EXERCISE DIRECTIONS: All the data beneath this line is to be reproduced exactly.

GIVEN INFORMATION:
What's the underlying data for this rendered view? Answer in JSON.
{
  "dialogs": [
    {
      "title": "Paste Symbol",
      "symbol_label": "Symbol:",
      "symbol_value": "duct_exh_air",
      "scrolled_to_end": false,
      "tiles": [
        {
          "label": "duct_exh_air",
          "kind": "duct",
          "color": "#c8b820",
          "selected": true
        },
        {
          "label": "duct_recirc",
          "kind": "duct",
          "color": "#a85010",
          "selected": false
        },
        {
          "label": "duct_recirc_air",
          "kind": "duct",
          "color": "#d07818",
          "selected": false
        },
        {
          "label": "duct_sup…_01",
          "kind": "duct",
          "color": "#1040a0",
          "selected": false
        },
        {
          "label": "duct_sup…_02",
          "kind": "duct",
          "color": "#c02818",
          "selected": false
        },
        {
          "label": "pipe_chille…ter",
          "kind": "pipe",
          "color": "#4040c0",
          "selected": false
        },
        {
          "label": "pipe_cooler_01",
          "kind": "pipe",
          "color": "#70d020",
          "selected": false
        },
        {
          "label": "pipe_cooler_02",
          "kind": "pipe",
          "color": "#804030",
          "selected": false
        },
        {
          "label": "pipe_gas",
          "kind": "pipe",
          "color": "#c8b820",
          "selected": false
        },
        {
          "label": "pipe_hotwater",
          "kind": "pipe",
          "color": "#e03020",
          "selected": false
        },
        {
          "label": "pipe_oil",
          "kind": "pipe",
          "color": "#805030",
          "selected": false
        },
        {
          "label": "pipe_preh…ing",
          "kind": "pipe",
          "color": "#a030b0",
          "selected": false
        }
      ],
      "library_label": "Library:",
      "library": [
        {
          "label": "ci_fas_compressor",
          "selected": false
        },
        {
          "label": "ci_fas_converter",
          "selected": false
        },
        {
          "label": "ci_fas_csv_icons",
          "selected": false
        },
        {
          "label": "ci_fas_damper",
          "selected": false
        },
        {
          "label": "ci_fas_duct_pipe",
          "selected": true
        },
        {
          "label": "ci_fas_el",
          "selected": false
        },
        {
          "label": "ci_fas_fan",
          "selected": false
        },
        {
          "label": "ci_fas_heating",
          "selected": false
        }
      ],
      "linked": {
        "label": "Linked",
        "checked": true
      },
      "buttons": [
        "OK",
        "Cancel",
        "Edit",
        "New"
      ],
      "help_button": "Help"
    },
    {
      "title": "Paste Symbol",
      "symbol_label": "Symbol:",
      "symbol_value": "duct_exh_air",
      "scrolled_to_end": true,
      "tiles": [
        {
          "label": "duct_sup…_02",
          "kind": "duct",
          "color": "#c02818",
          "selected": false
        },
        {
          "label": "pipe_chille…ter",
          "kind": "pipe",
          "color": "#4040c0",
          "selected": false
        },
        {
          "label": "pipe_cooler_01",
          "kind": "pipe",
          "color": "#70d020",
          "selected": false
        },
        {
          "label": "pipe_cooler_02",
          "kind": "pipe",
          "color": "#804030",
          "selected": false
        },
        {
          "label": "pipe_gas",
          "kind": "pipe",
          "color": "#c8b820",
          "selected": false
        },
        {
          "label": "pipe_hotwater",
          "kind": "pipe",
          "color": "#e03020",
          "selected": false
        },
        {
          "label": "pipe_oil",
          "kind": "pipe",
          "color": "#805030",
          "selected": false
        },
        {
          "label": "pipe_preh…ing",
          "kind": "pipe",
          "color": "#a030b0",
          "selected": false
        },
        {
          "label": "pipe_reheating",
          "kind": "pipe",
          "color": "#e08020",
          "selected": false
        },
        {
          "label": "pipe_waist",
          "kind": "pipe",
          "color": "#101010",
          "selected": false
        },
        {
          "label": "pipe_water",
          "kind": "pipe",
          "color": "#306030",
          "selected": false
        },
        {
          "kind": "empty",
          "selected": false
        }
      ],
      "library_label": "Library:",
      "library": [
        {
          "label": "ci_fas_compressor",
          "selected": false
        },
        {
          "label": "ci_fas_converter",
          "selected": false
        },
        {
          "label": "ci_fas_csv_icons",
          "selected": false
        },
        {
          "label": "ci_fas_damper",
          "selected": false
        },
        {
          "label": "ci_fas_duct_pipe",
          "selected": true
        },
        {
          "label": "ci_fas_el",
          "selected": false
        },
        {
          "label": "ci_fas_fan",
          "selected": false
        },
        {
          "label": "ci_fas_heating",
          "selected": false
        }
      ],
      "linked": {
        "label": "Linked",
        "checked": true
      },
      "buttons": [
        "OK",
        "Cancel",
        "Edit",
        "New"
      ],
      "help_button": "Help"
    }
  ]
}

FINAL ANSWER:
What's the underlying data for this rendered view? Answer in JSON.
{
  "dialogs": [
    {
      "title": "Paste Symbol",
      "symbol_label": "Symbol:",
      "symbol_value": "duct_exh_air",
      "scrolled_to_end": false,
      "tiles": [
        {
          "label": "duct_exh_air",
          "kind": "duct",
          "color": "#c8b820",
          "selected": true
        },
        {
          "label": "duct_recirc",
          "kind": "duct",
          "color": "#a85010",
          "selected": false
        },
        {
          "label": "duct_recirc_air",
          "kind": "duct",
          "color": "#d07818",
          "selected": false
        },
        {
          "label": "duct_sup…_01",
          "kind": "duct",
          "color": "#1040a0",
          "selected": false
        },
        {
          "label": "duct_sup…_02",
          "kind": "duct",
          "color": "#c02818",
          "selected": false
        },
        {
          "label": "pipe_chille…ter",
          "kind": "pipe",
          "color": "#4040c0",
          "selected": false
        },
        {
          "label": "pipe_cooler_01",
          "kind": "pipe",
          "color": "#70d020",
          "selected": false
        },
        {
          "label": "pipe_cooler_02",
          "kind": "pipe",
          "color": "#804030",
          "selected": false
        },
        {
          "label": "pipe_gas",
          "kind": "pipe",
          "color": "#c8b820",
          "selected": false
        },
        {
          "label": "pipe_hotwater",
          "kind": "pipe",
          "color": "#e03020",
          "selected": false
        },
        {
          "label": "pipe_oil",
          "kind": "pipe",
          "color": "#805030",
          "selected": false
        },
        {
          "label": "pipe_preh…ing",
          "kind": "pipe",
          "color": "#a030b0",
          "selected": false
        }
      ],
      "library_label": "Library:",
      "library": [
        {
          "label": "ci_fas_compressor",
          "selected": false
        },
        {
          "label": "ci_fas_converter",
          "selected": false
        },
        {
          "label": "ci_fas_csv_icons",
          "selected": false
        },
        {
          "label": "ci_fas_damper",
          "selected": false
        },
        {
          "label": "ci_fas_duct_pipe",
          "selected": true
        },
        {
          "label": "ci_fas_el",
          "selected": false
        },
        {
          "label": "ci_fas_fan",
          "selected": false
        },
        {
          "label": "ci_fas_heating",
          "selected": false
        }
      ],
      "linked": {
        "label": "Linked",
        "checked": true
      },
      "buttons": [
        "OK",
        "Cancel",
        "Edit",
        "New"
      ],
      "help_button": "Help"
    },
    {
      "title": "Paste Symbol",
      "symbol_label": "Symbol:",
      "symbol_value": "duct_exh_air",
      "scrolled_to_end": true,
      "tiles": [
        {
          "label": "duct_sup…_02",
          "kind": "duct",
          "color": "#c02818",
          "selected": false
        },
        {
          "label": "pipe_chille…ter",
          "kind": "pipe",
          "color": "#4040c0",
          "selected": false
        },
        {
          "label": "pipe_cooler_01",
          "kind": "pipe",
          "color": "#70d020",
          "selected": false
        },
        {
          "label": "pipe_cooler_02",
          "kind": "pipe",
          "color": "#804030",
          "selected": false
        },
        {
          "label": "pipe_gas",
          "kind": "pipe",
          "color": "#c8b820",
          "selected": false
        },
        {
          "label": "pipe_hotwater",
          "kind": "pipe",
          "color": "#e03020",
          "selected": false
        },
        {
          "label": "pipe_oil",
          "kind": "pipe",
          "color": "#805030",
          "selected": false
        },
        {
          "label": "pipe_preh…ing",
          "kind": "pipe",
          "color": "#a030b0",
          "selected": false
        },
        {
          "label": "pipe_reheating",
          "kind": "pipe",
          "color": "#e08020",
          "selected": false
        },
        {
          "label": "pipe_waist",
          "kind": "pipe",
          "color": "#101010",
          "selected": false
        },
        {
          "label": "pipe_water",
          "kind": "pipe",
          "color": "#306030",
          "selected": false
        },
        {
          "kind": "empty",
          "selected": false
        }
      ],
      "library_label": "Library:",
      "library": [
        {
          "label": "ci_fas_compressor",
          "selected": false
        },
        {
          "label": "ci_fas_converter",
          "selected": false
        },
        {
          "label": "ci_fas_csv_icons",
          "selected": false
        },
        {
          "label": "ci_fas_damper",
          "selected": false
        },
        {
          "label": "ci_fas_duct_pipe",
          "selected": true
        },
        {
          "label": "ci_fas_el",
          "selected": false
        },
        {
          "label": "ci_fas_fan",
          "selected": false
        },
        {
          "label": "ci_fas_heating",
          "selected": false
        }
      ],
      "linked": {
        "label": "Linked",
        "checked": true
      },
      "buttons": [
        "OK",
        "Cancel",
        "Edit",
        "New"
      ],
      "help_button": "Help"
    }
  ]
}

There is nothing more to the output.